Africa Day is a day to celebrate Africa’s race, the continent, the innovation and technology across the continent. At SeamlessHR, what is important is Africa and how we help African businesses get better, how we connect employers with employees. I had the opportunity to work with firms with global presence, but I felt I can do this back home, build systems and assist organisations grow. It is a day to celebrate our race and green continent and innovations coming from Africa and remind ourselves that we are still the fertile and resource bank of the world.

What are the plans for expansion in Africa?

This year, our focus is on East and West Africa, with Nigeria and Ghana as our hubs. We are closing a deal in Gambia whilst spreading in West Africa. In East Africa, our office is in Nairobi and from there we expand to Ethiopia, Uganda, Tanzania. Across the continent, regulations, compliance, tax laws, the laws are there but people use it in different ways. Next year, we will move to Southern Africa, and Egypt in Northern Africa.
We also have plans expanding out of Africa but not immediately. The goal is to own the African space now and from there we can export technology out of Africa.

In all these scenario of opportunities in this business, where are the challenges?

The biggest challenge is talent in the continent and finding the right people. About 40% of my job is hiring and ensuring we hire the right people to do certain tasks. Finding the right talent to key into the vision and do the job is always a challenge. But we are overcoming it through internship and culture. Second one is technology. Before Covid, people were non receptive and traditional in doing things but Covid elevated the awareness of technology.

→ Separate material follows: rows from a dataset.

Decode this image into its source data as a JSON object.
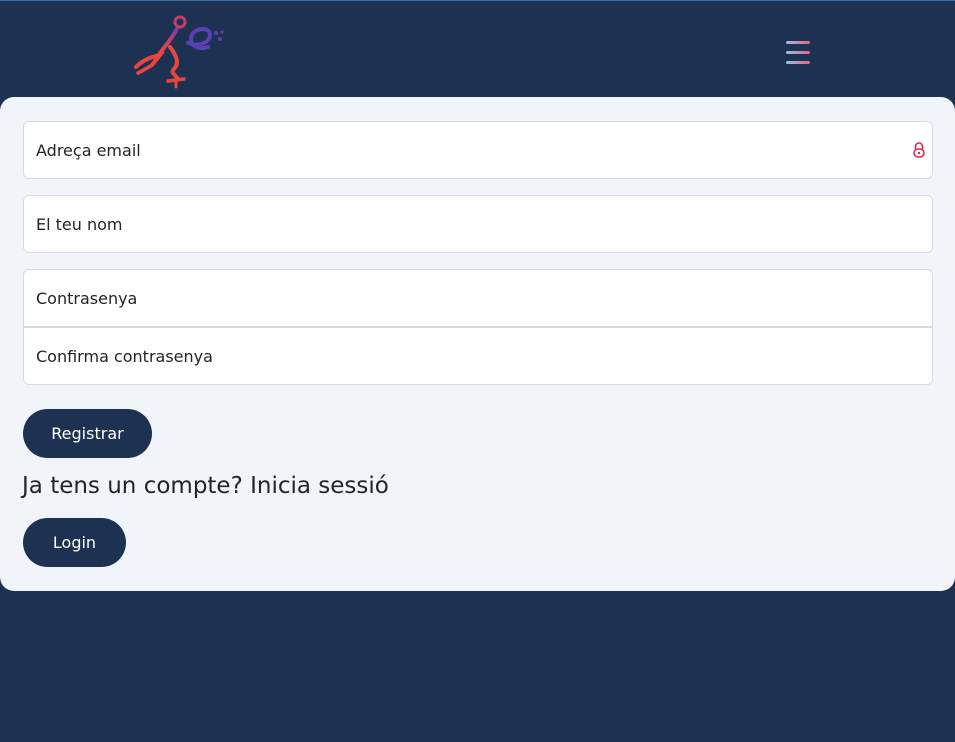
{
  "header": {
    "logo_icon": "brand-logo-figure",
    "menu_icon": "hamburger-menu-icon"
  },
  "form": {
    "email_placeholder": "Adreça email",
    "email_icon": "lock-icon",
    "name_placeholder": "El teu nom",
    "password_placeholder": "Contrasenya",
    "confirm_password_placeholder": "Confirma contrasenya",
    "register_label": "Registrar"
  },
  "login_section": {
    "prompt": "Ja tens un compte? Inicia sessió",
    "login_label": "Login"
  },
  "colors": {
    "background": "#1d3152",
    "card": "#f1f4f8",
    "button": "#1d3152",
    "accent_red": "#e0284a",
    "accent_blue": "#8fc2e8"
  }
}
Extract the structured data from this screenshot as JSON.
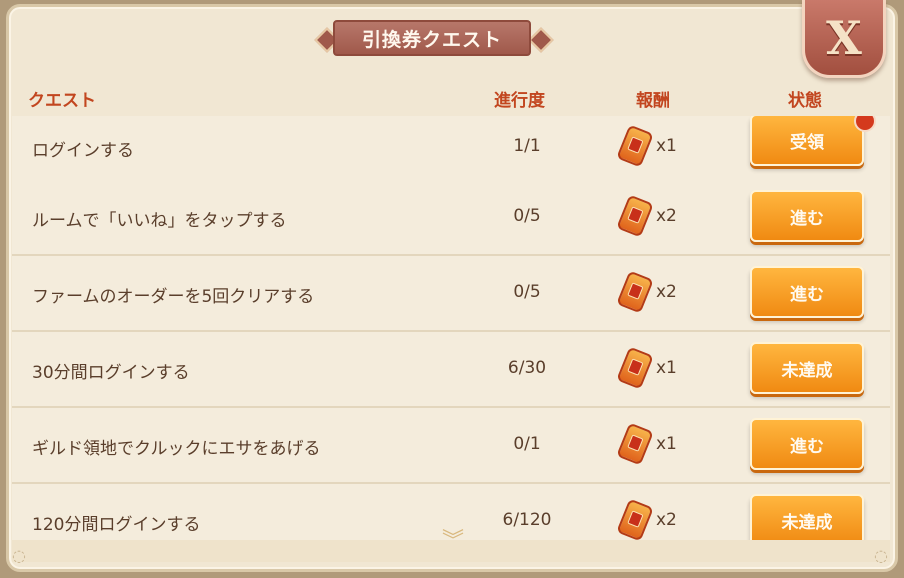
{
  "title": "引換券クエスト",
  "close_label": "X",
  "headers": {
    "quest": "クエスト",
    "progress": "進行度",
    "reward": "報酬",
    "status": "状態"
  },
  "rows": [
    {
      "name": "ログインする",
      "progress": "1/1",
      "reward": "x1",
      "status": "受領",
      "badge": true
    },
    {
      "name": "ルームで「いいね」をタップする",
      "progress": "0/5",
      "reward": "x2",
      "status": "進む"
    },
    {
      "name": "ファームのオーダーを5回クリアする",
      "progress": "0/5",
      "reward": "x2",
      "status": "進む"
    },
    {
      "name": "30分間ログインする",
      "progress": "6/30",
      "reward": "x1",
      "status": "未達成"
    },
    {
      "name": "ギルド領地でクルックにエサをあげる",
      "progress": "0/1",
      "reward": "x1",
      "status": "進む"
    },
    {
      "name": "120分間ログインする",
      "progress": "6/120",
      "reward": "x2",
      "status": "未達成"
    }
  ],
  "colors": {
    "header_text": "#c2461f",
    "button": "#f08a12",
    "title_bar": "#a0594b"
  },
  "icons": {
    "reward": "ticket-icon",
    "scroll": "chevron-down-icon",
    "close": "close-icon"
  }
}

Looking at the economies across Africa, What advice do you have for the government to allow entrepreneurship thrive, especially among the youth?

Before we started this company, I have worked in some organisations and I was irked by the traditional ways of doing things. This kills innovations. The companies are learning now as most of these organisations are disrupted by innovation. What I will say to the youth is that the sky’s the limit. As long as they have the vision and the drive to make a change, everything can be disrupted as innovation has no end. They should be ready to make mistakes, but they should fail fast and fail forward. For the government, the future of every country is the youth; 18 – 40 years. Government should create a safe environment and provide amenities and tax free for various businesses owned by the youth so that they can thrive and be innovative. At the end, the country will earn it back.